It starts with the inauguration of its Oberoi Gurgaon , positioned as a luxury hotel for the business traveller , this month. It would be followed by Oberoi Hotels in Hyderabad by 2013, Pune by 2011-end , a jungle resort in Kabini (Karnataka) and a luxury resort near the Chandigarh hills. Then there are a few Trident Hotels across Hyderabad, Pune and Navi Mumbai. Besides, it’s also planning one each in Bangalore, Jaisalmer and Goa. The biggest sign of action in the company is its huge push for managing hotels abroad. While Oberoi Dubai is expected to be ready by 2012, it is planning new ones at Marrakesh, London, New York, Shanghai , Moscow and Paris.

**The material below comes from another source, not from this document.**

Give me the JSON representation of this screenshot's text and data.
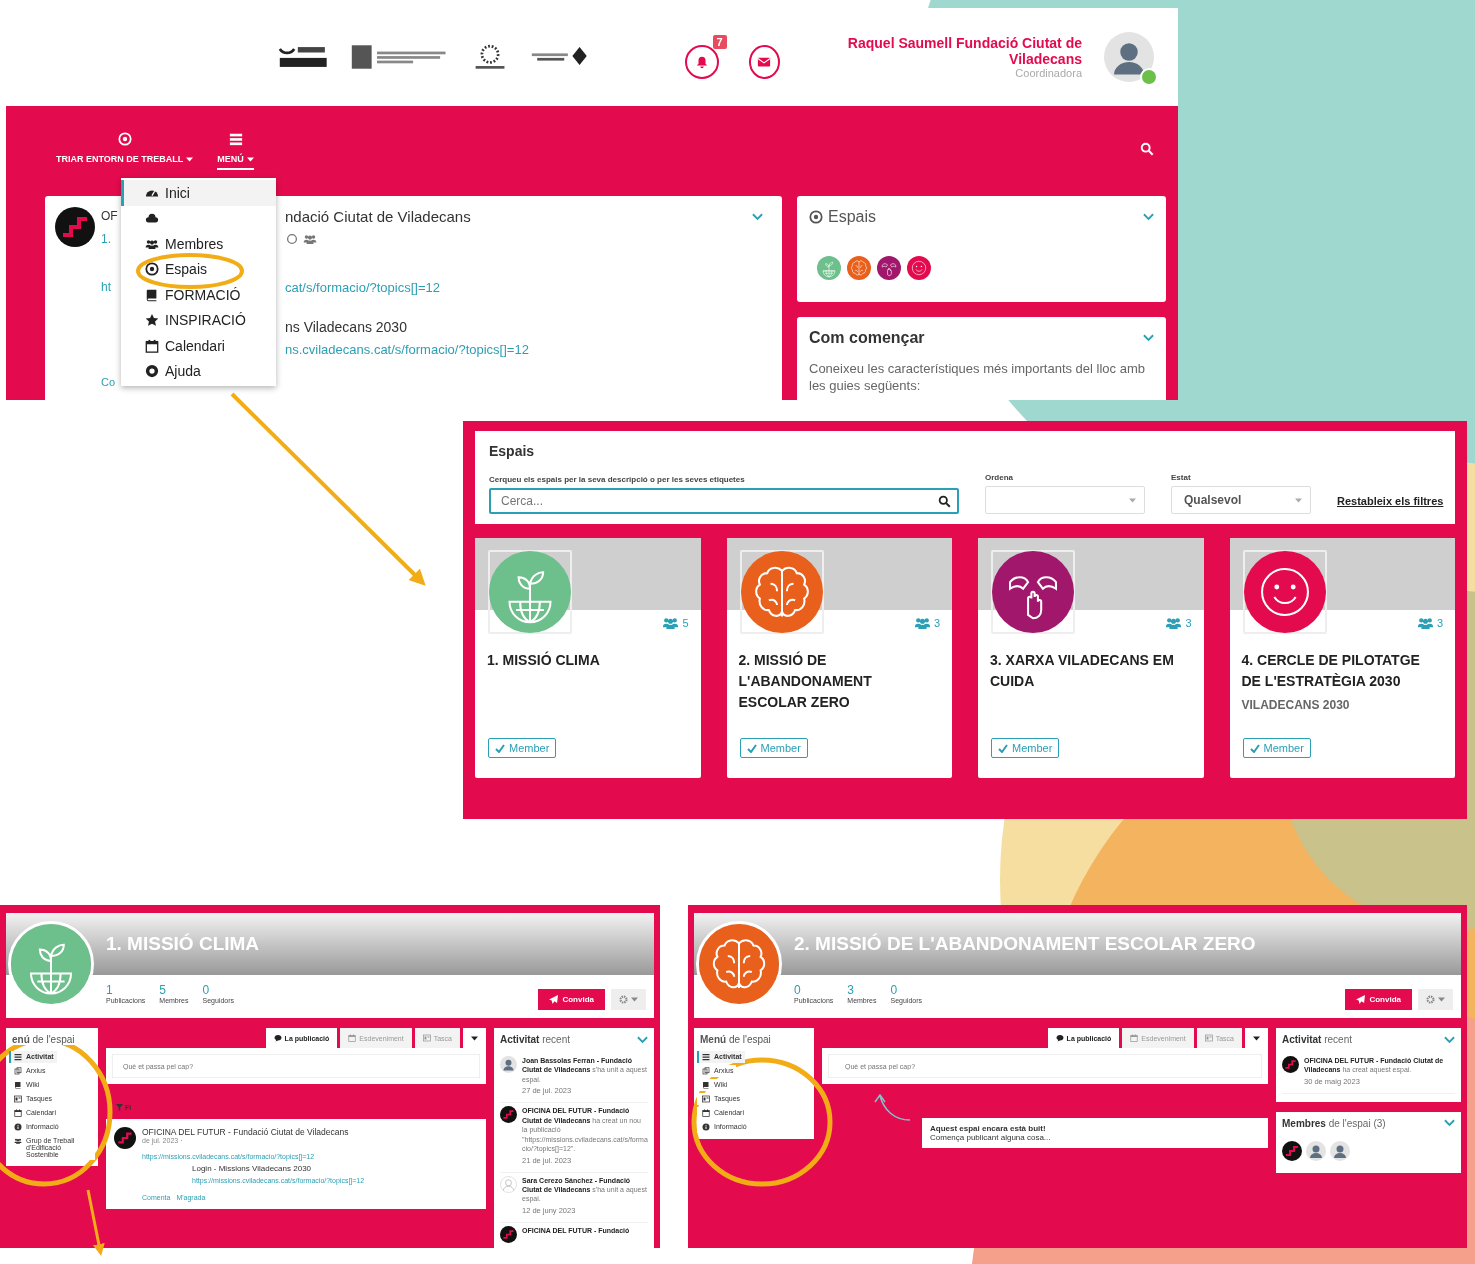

Of late, not only are guests flocking to Oberoi hotels , investors too have made a beeline. ITC, Reliance Industries and Analjit Singh of Max Group have been wooing the chain, but Oberoi isn’t worried about their presence. The family owns 34% stake in the company but ITC and Reliance are at striking distance from the open offer trigger of 15%. Indian rules suggest an acquirer will have to make an open offer for 20% stake in a company where its holding touches 15%. While the general buzz is that Reliance may not sit on the fence for too long, Oberoi says that Reliance’s investment is purely financial and it has no intention to run the company.
The group is now tweaking its business model to align with the new business environment. The chain intends to follow in the footsteps of global hotel chains like InterContinental that prefer managing properties than owning them. “We are going into that model,” says Oberoi, puffing on a Havana cigar. The new 202-room Oberoi Gurgaon is under management contract . “We may make small equity investments . In certain strategic locations, where we can’t find a partner, we would then invest .” In the next 10 years, Oberoi says, 60% of its portfolio will be managed and the rest will be owned against almost 80 % now which is owned. Globally, chains earn 3% on sales or 10% on profits as management fees.
When asked about the legacy he wanted to leave behind , Oberoi says, “I will like to be remembered as one who put India on the hospitality map.” Oberoi, for a good part of his life, lived in hotels just like his father and group founder. His favourite hotel outside his own is the Four Seasons in Florence. In 1972, Oberoi built a farm house in Delhi and since then has been residing there. But he also has another house in Nandi Hills, which is 35 km from Bangalore . “If I retire, I will live there.” Post retirement, he also desires to pursue painting , a newly acquired interest . But as of now, he is yet to decide when he’d like to hang up his boots.
from The Economic Times and Forbes